  4. Ketamine and Esketamine: Intravenous infusions of ketamine or esketamine (Spravato) nasal spray are newer treatments. These work faster than regular antidepressants, so that’s a game-changer. They are also useful for treatment-resistant depression where a person has not responded adequately to previous antidepressants and suicidal thoughts. Blood pressure needs to be monitored for about two hours so that can be challenging for patients who work. Spravato is only prescribed by certified Spravato treatment centers such as mine.
  5. Antidepressants without sexual side effects: In some people, SNRIs and SSRIs can impact libido, erection, and orgasm and, while there are workarounds, it can be troublesome. Uniquely, bupropion (Wellbutrin) works via dopamine and has no sexual side effects. It can help with ADHD and smoking cessation. Bupropion can rarely increase the risk of seizures and people who drink alcohol should be careful because alcohol also increases the risk of seizures.

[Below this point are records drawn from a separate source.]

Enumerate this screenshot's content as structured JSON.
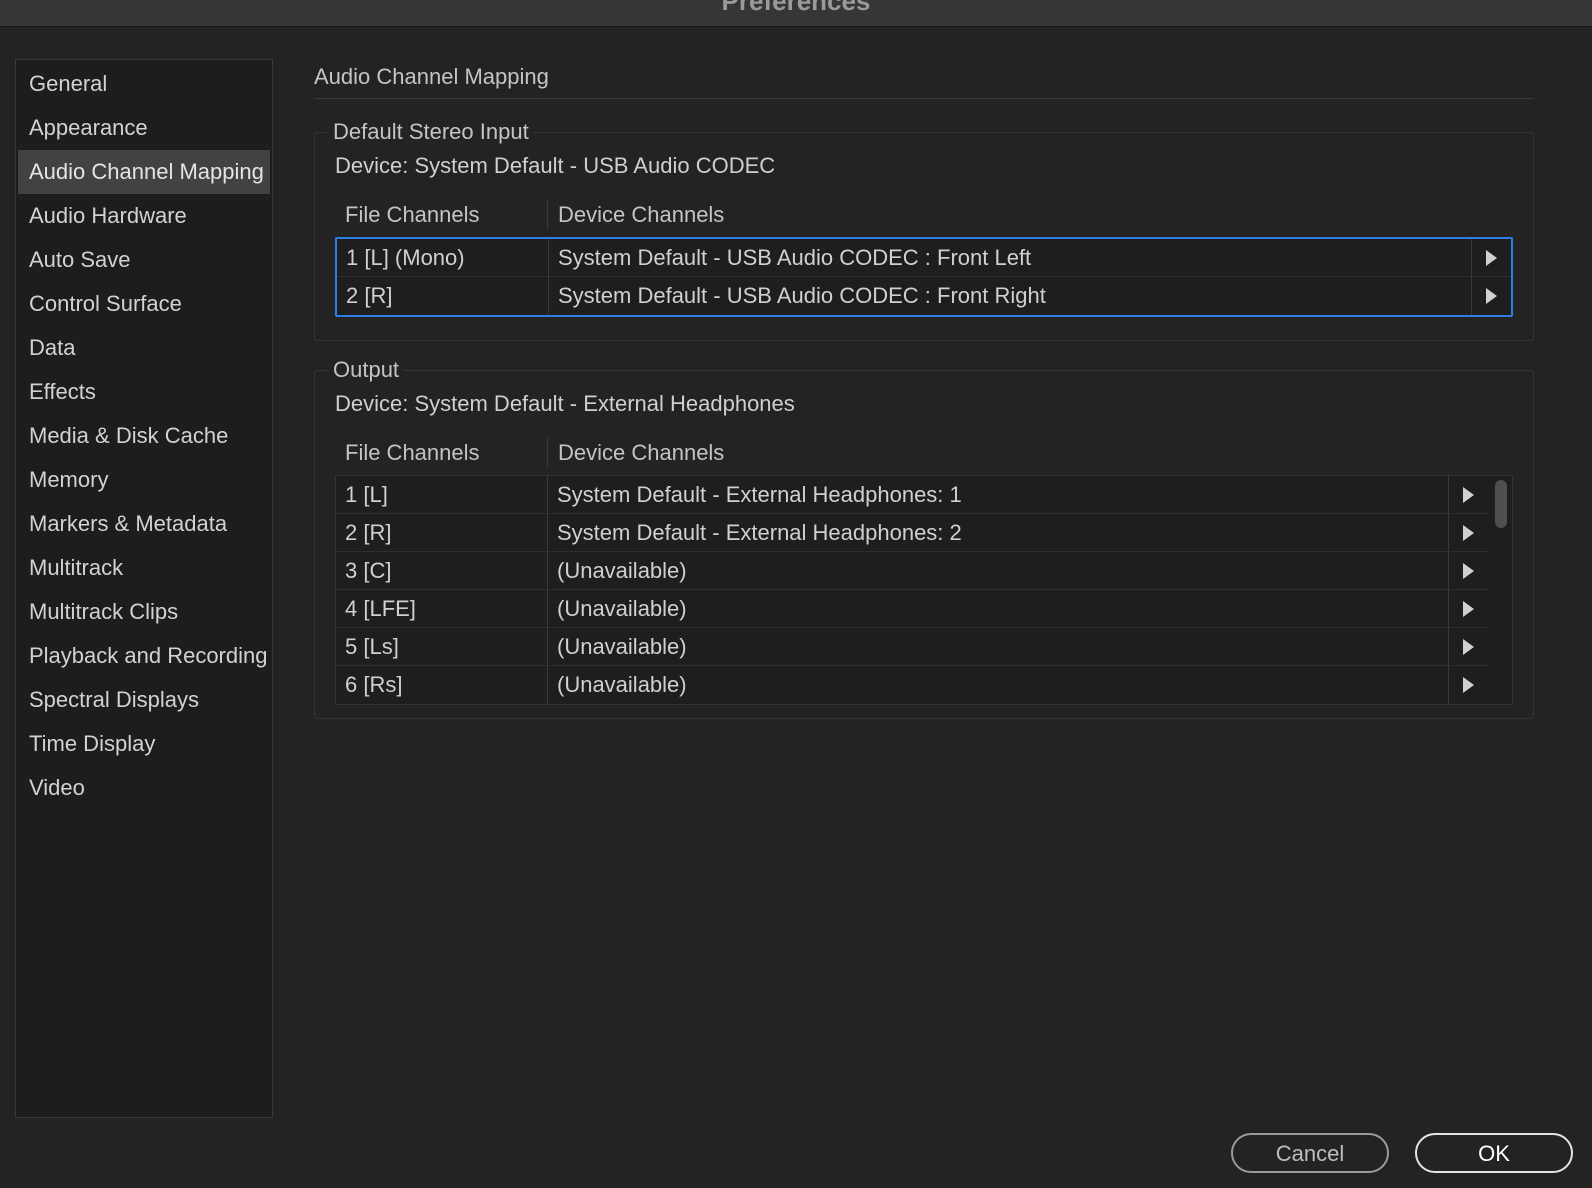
{
  "window": {
    "title": "Preferences"
  },
  "sidebar": {
    "items": [
      {
        "label": "General"
      },
      {
        "label": "Appearance"
      },
      {
        "label": "Audio Channel Mapping",
        "active": true
      },
      {
        "label": "Audio Hardware"
      },
      {
        "label": "Auto Save"
      },
      {
        "label": "Control Surface"
      },
      {
        "label": "Data"
      },
      {
        "label": "Effects"
      },
      {
        "label": "Media & Disk Cache"
      },
      {
        "label": "Memory"
      },
      {
        "label": "Markers & Metadata"
      },
      {
        "label": "Multitrack"
      },
      {
        "label": "Multitrack Clips"
      },
      {
        "label": "Playback and Recording"
      },
      {
        "label": "Spectral Displays"
      },
      {
        "label": "Time Display"
      },
      {
        "label": "Video"
      }
    ]
  },
  "main": {
    "title": "Audio Channel Mapping",
    "input": {
      "legend": "Default Stereo Input",
      "device": "Device: System Default - USB Audio CODEC",
      "col_file": "File Channels",
      "col_device": "Device Channels",
      "rows": [
        {
          "file": "1 [L] (Mono)",
          "device": "System Default - USB Audio CODEC : Front Left"
        },
        {
          "file": "2 [R]",
          "device": "System Default - USB Audio CODEC : Front Right"
        }
      ]
    },
    "output": {
      "legend": "Output",
      "device": "Device: System Default - External Headphones",
      "col_file": "File Channels",
      "col_device": "Device Channels",
      "rows": [
        {
          "file": "1 [L]",
          "device": "System Default - External Headphones: 1"
        },
        {
          "file": "2 [R]",
          "device": "System Default - External Headphones: 2"
        },
        {
          "file": "3 [C]",
          "device": "(Unavailable)"
        },
        {
          "file": "4 [LFE]",
          "device": "(Unavailable)"
        },
        {
          "file": "5 [Ls]",
          "device": "(Unavailable)"
        },
        {
          "file": "6 [Rs]",
          "device": "(Unavailable)"
        }
      ]
    }
  },
  "footer": {
    "cancel_label": "Cancel",
    "ok_label": "OK"
  },
  "colors": {
    "background": "#232323",
    "sidebar_bg": "#1d1d1d",
    "selected_item": "#424242",
    "focus_ring": "#2e7ee6"
  }
}
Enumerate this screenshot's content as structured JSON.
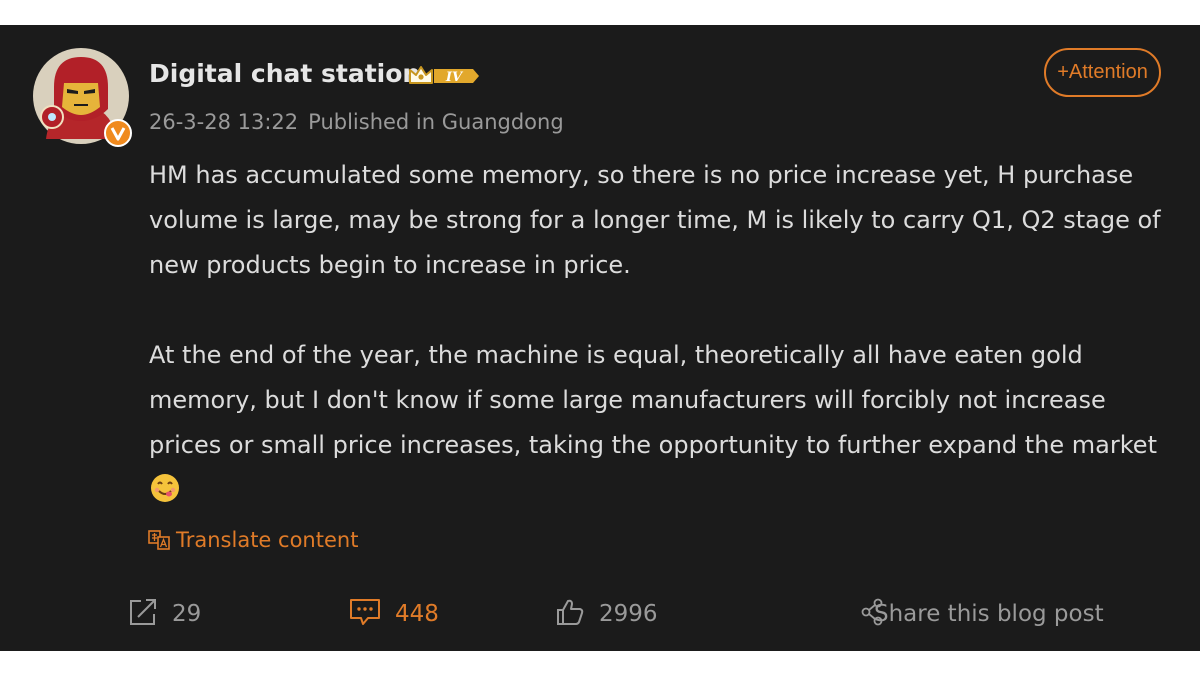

Antidepressants are an amazing tool and, in my opinion, one of the greatest inventions of the 20th century. It’s not, however, all about medications.

Targeting the triggers for depression, addressing loss, improving work and relationships, reducing alcohol and cannabis, and pursuing a healthy lifestyle are also helpful.

Depression may actually be an opportunity to rethink and grow. Seeing depression from this perspective is easier said than done but meaningful change can be liberating. The right antidepressant can be the first step along a new pathway of hope.

To find a therapist, please visit the Psychology Today Therapy Directory.